By Adam Pinsker, IPB News | Published on in Government, Health, Science
BSU Vax
A person receives a COVID-19 vaccination at the Ball State University clinic location, operated by the Delaware County Health Department. (Photo: Ball State University on Facebook)

Upon taking office, President Joe Biden set July 4 as a benchmark for getting 70% of the nation fully vaccinated from the COVID-19 virus.

However, public health experts say it is unlikely Indiana will reach that goal with just weeks until the deadline.

“We’re still hearing a lot of hesitancy among younger people about fertility issues. Unfortunately, a lot of false information is made on social media. There’s no scientific basis to any of that,” said Shandy Dearth, director of the undergraduate epidemiology program at Indiana University’s Fairbanks School of Public Health.

She worries about an uptick in COVID-19 cases this fall if vaccination numbers continue to stagnate.

“We do all kind of expect a bump in numbers in early fall and everyone gets back together because again, we won’t have the kids vaccinated yet.”

Reached for comment, the Indiana Department of Health responded with the following statement:

“Our goal is for every eligible Hoosier to receive a vaccine, and we continue to host mobile vaccine clinics and to work to increase vaccine access across the state, including getting healthcare providers to begin offering it in physician offices. There are more than 1,000 vaccination sites around the state. Currently, nearly 46 percent of eligible Hoosiers are fully vaccinated, and we have seen very high uptake among people ages 60 and older. Our current focus is on increasing vaccination rates among younger populations so that we do achieve high levels of immunity across the state.

The department said it is continuing a public awareness campaign geared toward reducing vaccine hesitancy.

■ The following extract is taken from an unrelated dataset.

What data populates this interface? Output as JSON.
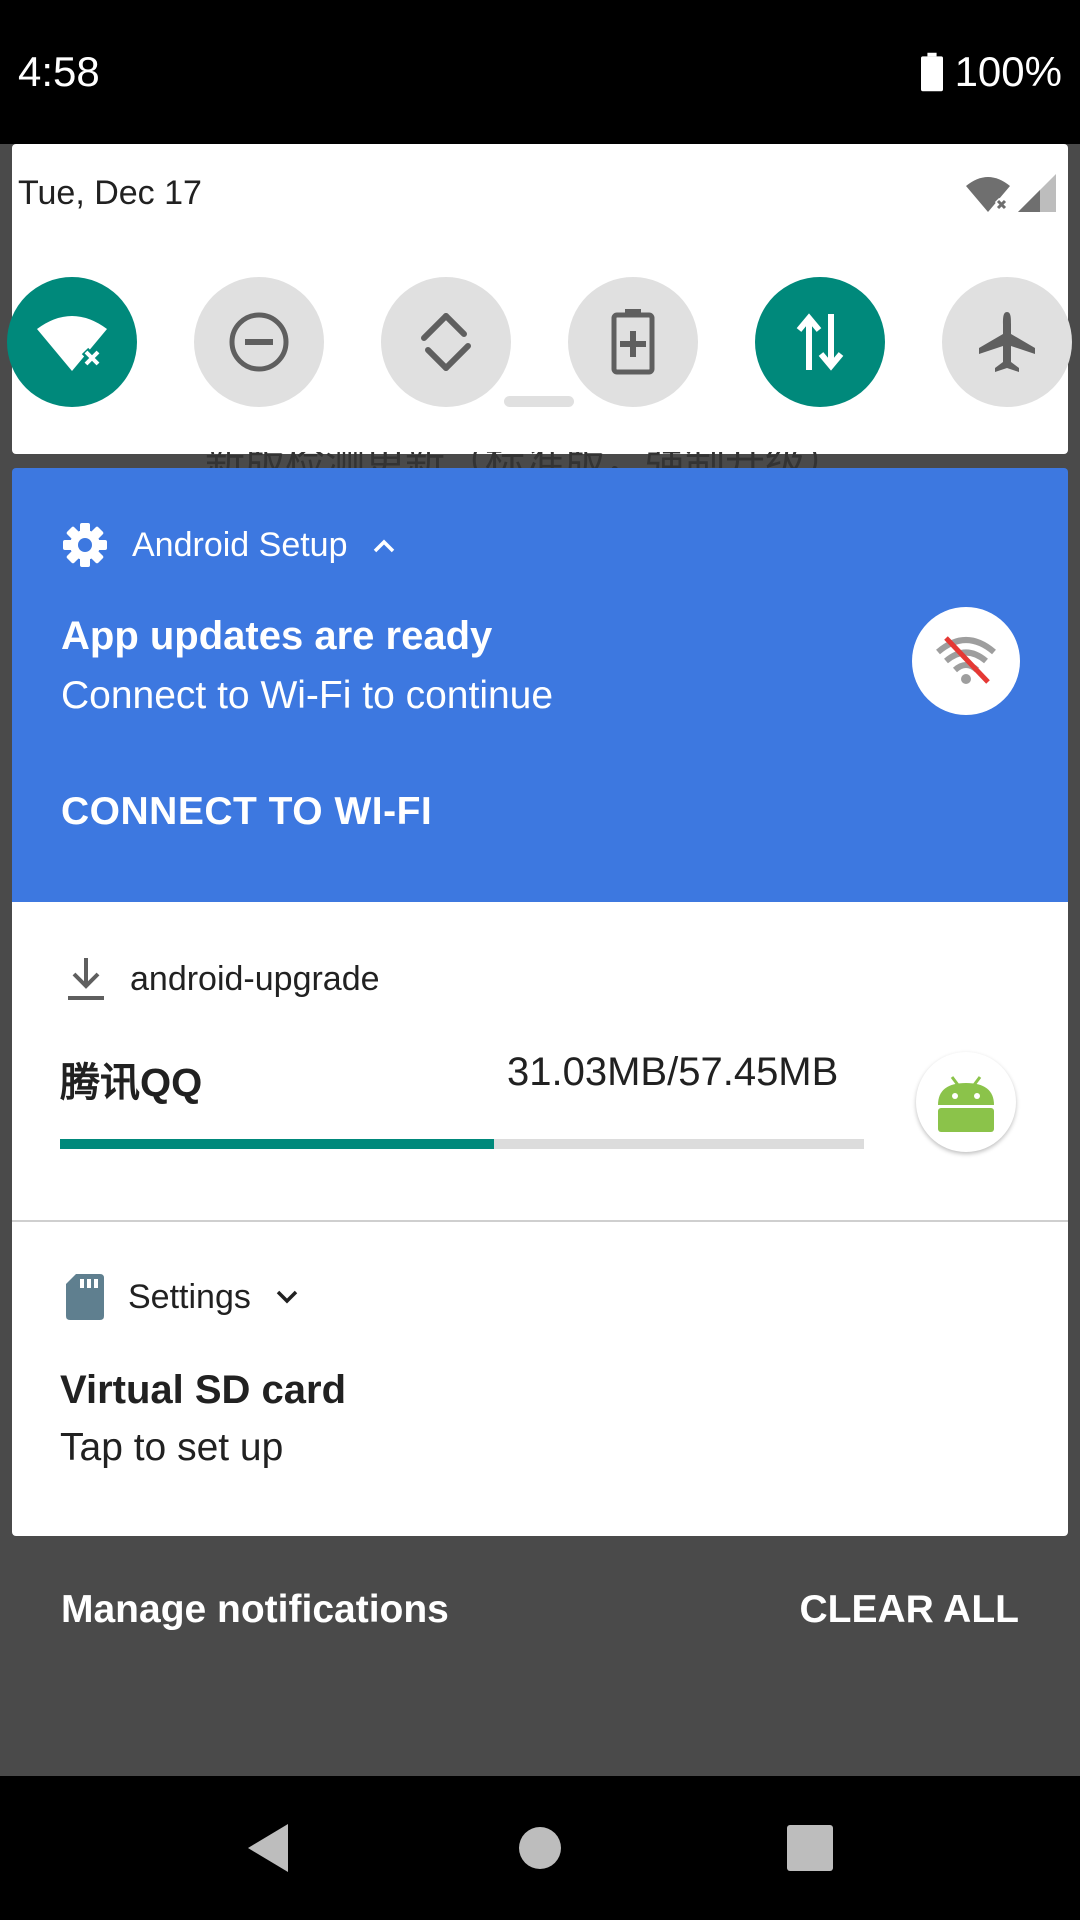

Dearth said the state should deploy mobile vaccination clinics to county fairs, festivals, as well as places of employment to encourage more people to get the shot.